Respiratory therapists are professional health care workers, operating as part of a team in a medical center, house, prolonged treatment, and first -responder configurations. They must be certified in most states, and pass national certification examinations. The occupation is predicted to grow at a rate of 21% in the next years, quicker than average for all other careers. The Department of Labor, Bureau of Statistics projects that the leads for respiratory therapists with a bachelor’s or master degree show the most growth. Those with cardiopulmonary skills or experience using the services of newborns will be more in need. Job possibilities are starting outside medical centers, in house medical treatment configurations, multidisciplinary private offices and medical equipment lease companies.
As the population grows older, there will be more people getting cardiopulmonary conditions. There is also an increase in the occurrence of bronchial asthma, which creates demands for respiratory therapists. Respiratory therapists have an increasing role in the early recognition of breathing conditions, and the area of insomnia is growing. They are also being used more in urgent situation treatment, and case control and public education on avoidance of cardiopulmonary condition. Respiratory therapists also are important to the control of serious lungs conditions such as emphysema, respiratory disease, and cystic fibrosis.

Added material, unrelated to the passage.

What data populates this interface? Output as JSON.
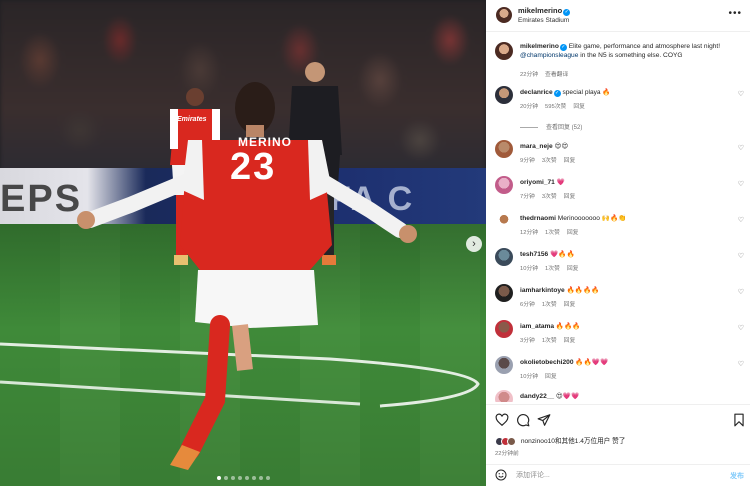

Growth is predicted to happen not only in the city, but non-urban areas as well. There were roughly 109,000 respiratory therapists in the U.S. in 2008. A lot of them have already retired, thus the numbers must be reloaded. This is among the reason why there is a high demand for certified experts. The profession respiratory therapist has a very wide scope of patients that they can deal with. From the baby to the very old; constantly ill, injury and surgery patients; medical center, home and group configurations are among their scope. The future looks good for this occupation.